Among analysts, Dan Kusnetzky, director of operating environments and serverware research with International Data Corp. (IDC, Framingham, Mass.), takes a pragmatic approach to both the UniKix demonstration and Microsoft Corp.’s efforts to sell Windows NT in mission-critical environments. "While I'm glad to see that UniKix has been able to show such a good demonstration, there is still a very long way to go for Windows NT, taken as a whole, to handle enterprise-class applications for any but small organizations," Kusnetzky says.

Although the industry promotes successes heavily, there are failures that receive widespread press, too. For example, a recent published report described an embarrassing failure of a U.S. Navy prototype ship. The U.S. Navy’s new "Smart Ships" program is an initiative that seeks to facilitate cost savings by creating a semi-automated environment and replacing existing naval personnel with Windows NT computers. The U.S.S. Yorktown, a vessel in the Smart Ships program, died in the water off of the coast of Cape Charles, Va. The ship had to be towed back to port. The Navy has officially acknowledged that the Yorktown faced "an engineering local-area network casualty" that knocked out the ship’s Windows NT computers. Several sources have indicated that the Yorktown's failure was linked to the Windows NT operating system.

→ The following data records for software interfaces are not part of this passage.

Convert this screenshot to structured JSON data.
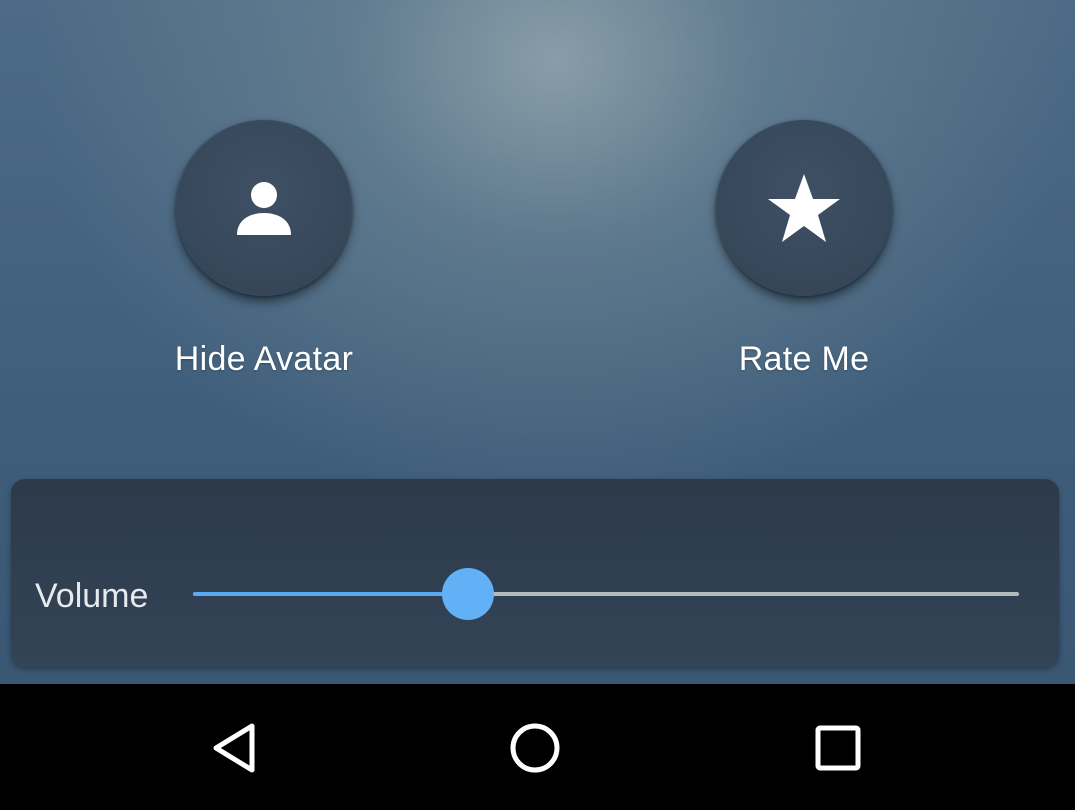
{
  "actions": {
    "hide_avatar": {
      "label": "Hide Avatar",
      "icon": "person-icon"
    },
    "rate_me": {
      "label": "Rate Me",
      "icon": "star-icon"
    }
  },
  "volume": {
    "label": "Volume",
    "value_fraction": 0.333
  },
  "nav_bar": {
    "back_icon": "back-triangle-icon",
    "home_icon": "home-circle-icon",
    "recents_icon": "recents-square-icon"
  },
  "colors": {
    "accent": "#62b1f6",
    "slider_track": "#b4b9be",
    "button_bg": "#36475a",
    "panel_bg": "#2f3e4f",
    "nav_bar_bg": "#000000",
    "text": "#ffffff"
  }
}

According to IDC’s Kusnetzky, such heavily publicized failures on the part of Windows NT only serve to add fuel to the fire of those who claim that NT just doesn’t have the stuff for mission criticality. "My concern is that true ‘enterprise-class’ applications must run 24 hours a day, 7 days a week, 365 days a year. Only scheduled downtime is acceptable," Kusnetzky contends. "Windows NT Server 4.0 is not really ready to take up that type of load."